Problem statement> Take the line containing "What's the underlying" and every line after it to the end of the records, and copy them exactly, excluding pictures.
(Input for this task)
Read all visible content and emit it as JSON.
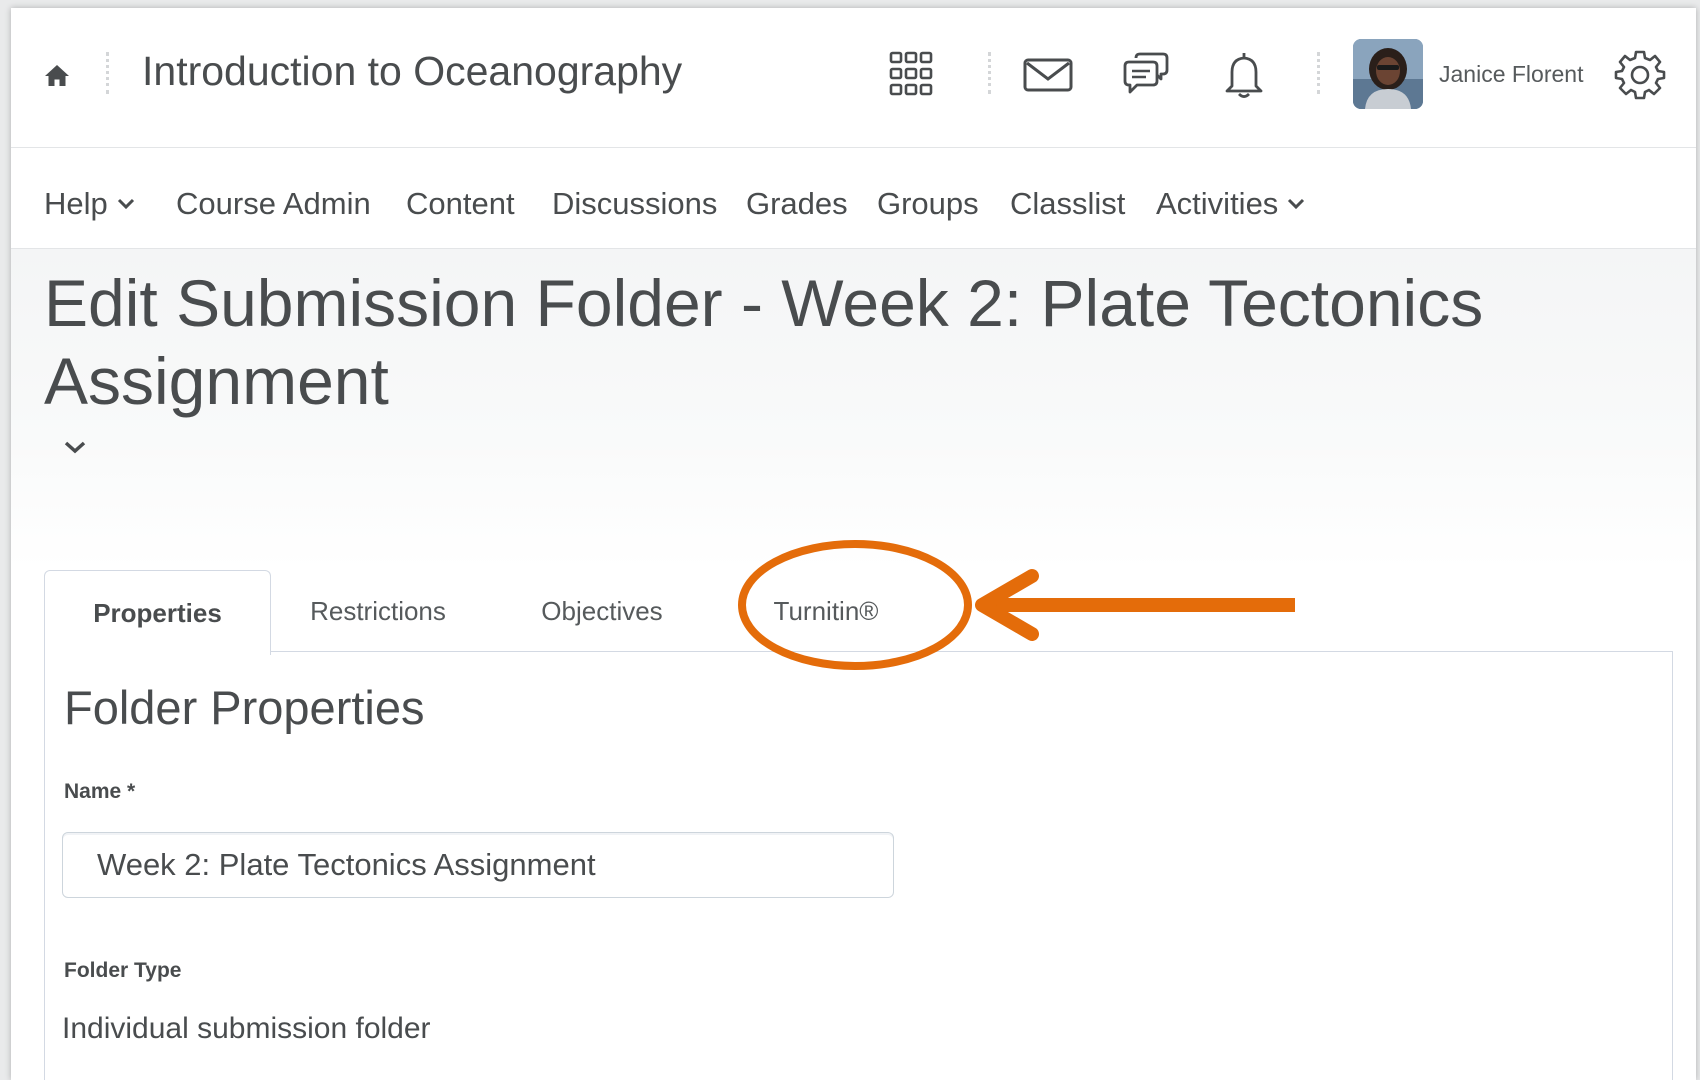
{
  "topbar": {
    "course_title": "Introduction to Oceanography",
    "user_name": "Janice Florent",
    "icons": [
      "home-icon",
      "waffle-grid-icon",
      "mail-icon",
      "chat-icon",
      "bell-icon",
      "gear-icon"
    ]
  },
  "nav": {
    "items": [
      {
        "label": "Help",
        "dropdown": true
      },
      {
        "label": "Course Admin"
      },
      {
        "label": "Content"
      },
      {
        "label": "Discussions"
      },
      {
        "label": "Grades"
      },
      {
        "label": "Groups"
      },
      {
        "label": "Classlist"
      },
      {
        "label": "Activities",
        "dropdown": true
      }
    ]
  },
  "page": {
    "title": "Edit Submission Folder - Week 2: Plate Tectonics Assignment"
  },
  "tabs": [
    {
      "label": "Properties",
      "active": true
    },
    {
      "label": "Restrictions",
      "active": false
    },
    {
      "label": "Objectives",
      "active": false
    },
    {
      "label": "Turnitin®",
      "active": false,
      "highlighted": true
    }
  ],
  "form": {
    "section_title": "Folder Properties",
    "name_label": "Name *",
    "name_value": "Week 2: Plate Tectonics Assignment",
    "folder_type_label": "Folder Type",
    "folder_type_value": "Individual submission folder"
  },
  "colors": {
    "annotation": "#e46c0a",
    "text": "#494c4e",
    "border": "#d3d9e3"
  }
}
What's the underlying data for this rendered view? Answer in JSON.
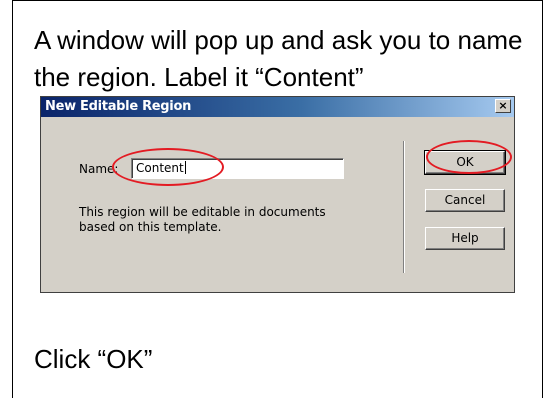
{
  "instruction": {
    "text": "A window will pop up and ask you to name the region.  Label it “Content”"
  },
  "dialog": {
    "title": "New Editable Region",
    "close_glyph": "×",
    "name_label": "Name:",
    "name_value": "Content",
    "description": "This region will be editable in documents based on this template.",
    "buttons": {
      "ok": "OK",
      "cancel": "Cancel",
      "help": "Help"
    }
  },
  "caption": {
    "text": "Click “OK”"
  },
  "colors": {
    "annotation": "#e31b23",
    "dialog_bg": "#d4d0c8",
    "titlebar_start": "#0a246a",
    "titlebar_end": "#a6caf0"
  },
  "icons": {
    "close": "close-icon"
  }
}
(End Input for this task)
Exercise output>
What's the underlying data for this rendered view? Answer in JSON.
{
  "instruction": {
    "text": "A window will pop up and ask you to name the region.  Label it “Content”"
  },
  "dialog": {
    "title": "New Editable Region",
    "close_glyph": "×",
    "name_label": "Name:",
    "name_value": "Content",
    "description": "This region will be editable in documents based on this template.",
    "buttons": {
      "ok": "OK",
      "cancel": "Cancel",
      "help": "Help"
    }
  },
  "caption": {
    "text": "Click “OK”"
  },
  "colors": {
    "annotation": "#e31b23",
    "dialog_bg": "#d4d0c8",
    "titlebar_start": "#0a246a",
    "titlebar_end": "#a6caf0"
  },
  "icons": {
    "close": "close-icon"
  }
}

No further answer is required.